“So high indeed are our spirits, that when it becomes the duty of any one to reprove or contradict us, we are commonly impatient both of the matter and the manner. We love the man who will say as we say, and be of our opinion, and promote our reputation, though, in other respects, he be less worthy of our esteem. But he is ungrateful to us who contradicteth us and differeth from us, and dealeth plainly with us as to our miscarriages and telleth us of our faults. Especially in the management of our public arguings, where the eye of the world is upon us, we can scarcely endure any contradiction or plain dealing. I know that railing language is to be abhorred and that we should be as tender of each other’s reputation, as our fidelity to the truth will permit. But our pride makes too many of us think all men contemn us, that do not admire us, yea, and admire all we say, and submit their judgments to our most palpable mistakes. We are so tender, that a man can scarcely touch us but we are hurt; and so high-minded, that a man who is not versed in complimenting, and skilled in flattery above the vulgar rate, can scarcely tell how to handle us so observantly, and fit our expectations at every turn, without there being some word, or some neglect, which our high spirits will fasten on, and take as injurious to our honor.
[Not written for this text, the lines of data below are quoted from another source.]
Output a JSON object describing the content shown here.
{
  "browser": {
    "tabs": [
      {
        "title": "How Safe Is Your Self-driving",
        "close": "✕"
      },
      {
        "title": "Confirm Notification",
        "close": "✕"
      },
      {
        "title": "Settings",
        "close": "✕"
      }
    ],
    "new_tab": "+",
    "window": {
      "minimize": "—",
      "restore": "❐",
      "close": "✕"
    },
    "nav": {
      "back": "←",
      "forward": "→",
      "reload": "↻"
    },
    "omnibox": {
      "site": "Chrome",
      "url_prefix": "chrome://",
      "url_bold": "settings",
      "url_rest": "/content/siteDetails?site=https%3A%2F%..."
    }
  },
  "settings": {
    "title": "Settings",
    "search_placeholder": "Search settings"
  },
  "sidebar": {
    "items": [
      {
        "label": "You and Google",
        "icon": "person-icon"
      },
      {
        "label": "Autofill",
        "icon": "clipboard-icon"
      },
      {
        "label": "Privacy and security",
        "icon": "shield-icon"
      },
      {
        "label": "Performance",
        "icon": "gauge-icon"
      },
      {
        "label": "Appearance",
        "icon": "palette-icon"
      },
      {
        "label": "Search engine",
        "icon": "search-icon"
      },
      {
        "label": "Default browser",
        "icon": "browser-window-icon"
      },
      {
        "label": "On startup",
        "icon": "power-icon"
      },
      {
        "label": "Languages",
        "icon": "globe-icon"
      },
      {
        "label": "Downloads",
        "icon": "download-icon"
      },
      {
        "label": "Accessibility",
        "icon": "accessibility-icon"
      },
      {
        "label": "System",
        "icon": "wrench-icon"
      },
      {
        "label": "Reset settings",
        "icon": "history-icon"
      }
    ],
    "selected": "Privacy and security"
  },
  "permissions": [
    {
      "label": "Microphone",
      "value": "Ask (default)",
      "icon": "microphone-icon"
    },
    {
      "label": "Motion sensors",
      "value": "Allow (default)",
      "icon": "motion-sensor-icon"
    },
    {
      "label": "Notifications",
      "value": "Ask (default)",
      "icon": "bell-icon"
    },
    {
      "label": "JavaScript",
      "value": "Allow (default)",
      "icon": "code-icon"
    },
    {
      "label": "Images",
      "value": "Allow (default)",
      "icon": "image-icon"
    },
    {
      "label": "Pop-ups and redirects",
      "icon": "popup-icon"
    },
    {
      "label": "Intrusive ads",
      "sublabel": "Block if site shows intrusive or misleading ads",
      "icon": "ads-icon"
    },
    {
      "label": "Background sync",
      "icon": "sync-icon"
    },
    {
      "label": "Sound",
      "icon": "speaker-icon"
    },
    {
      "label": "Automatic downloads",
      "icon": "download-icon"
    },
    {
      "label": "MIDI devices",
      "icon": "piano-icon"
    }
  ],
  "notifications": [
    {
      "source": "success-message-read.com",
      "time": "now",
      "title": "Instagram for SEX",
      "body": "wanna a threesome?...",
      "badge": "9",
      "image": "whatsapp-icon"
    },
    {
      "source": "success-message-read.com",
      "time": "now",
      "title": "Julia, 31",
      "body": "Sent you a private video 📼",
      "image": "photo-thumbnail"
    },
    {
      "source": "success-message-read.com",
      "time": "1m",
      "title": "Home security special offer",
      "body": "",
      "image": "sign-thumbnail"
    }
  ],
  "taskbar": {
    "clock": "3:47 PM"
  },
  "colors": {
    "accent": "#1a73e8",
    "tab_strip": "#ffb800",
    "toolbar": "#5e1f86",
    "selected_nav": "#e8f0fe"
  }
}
I confess I have often wondered that this most heinous sin should be made so light of, and thought so consistent with a holy frame of heart and life, when far less sins are, by ourselves, proclaimed to be so damnable in our people. And I have wondered more, to see the difference between godly preachers and ungodly sinners, in this respect. When we speak to drunkards, worldlings, or ignorant unconverted persons, we disgrace them to the utmost, and lay it on as plainly as we can speak, and tell them of their sin, and shame, and misery; and we expect that they should not only bear all patiently, but take all thankfully. And most that I deal with do take it patiently, and many gross sinners will commend the closest preachers most, and will say that they care not for hearing a man that will not tell them plainly of their sins. But if we speak to godly ministers against their errors or their sins, if we do not honor them and reverence them, and speak as smoothly as we are able to speak, yea, if we mix not commendations with our reproofs, and if the applause be not predominant, so as to drown all the force of the reproof or confutation, they take it as almost an insufferable injury. Brethren, I know this is a sad confession, but that all this should exist among us, should be more grievous to us than to be told of it. Could the evil be hid, I should not have disclosed it, at least so openly in the view of all. But, alas! it is long ago open to the eyes of the world. We have dishonored ourselves by idolizing our honor; we print our shame, and preach our shame, thus proclaiming it to the whole world. Some will think that I speak overcharitably when I call such persons godly men, in whom so great a sin doth so much prevail. I know, indeed, that where it is predominant, not hated, and bewailed, and mortified in the main, there can be no true godliness; and I beseech every man to exercise a strict jealousy and search of his own heart. But if all be graceless that are guilty of any, or of most of the fore-mentioned discoveries of pride, the Lord be merciful to the ministers of this land, and give us quickly another spirit; for grace is then a rarer thing than most of us have supposed it to be.”
Richard Baxter, “The Reformed Pastor”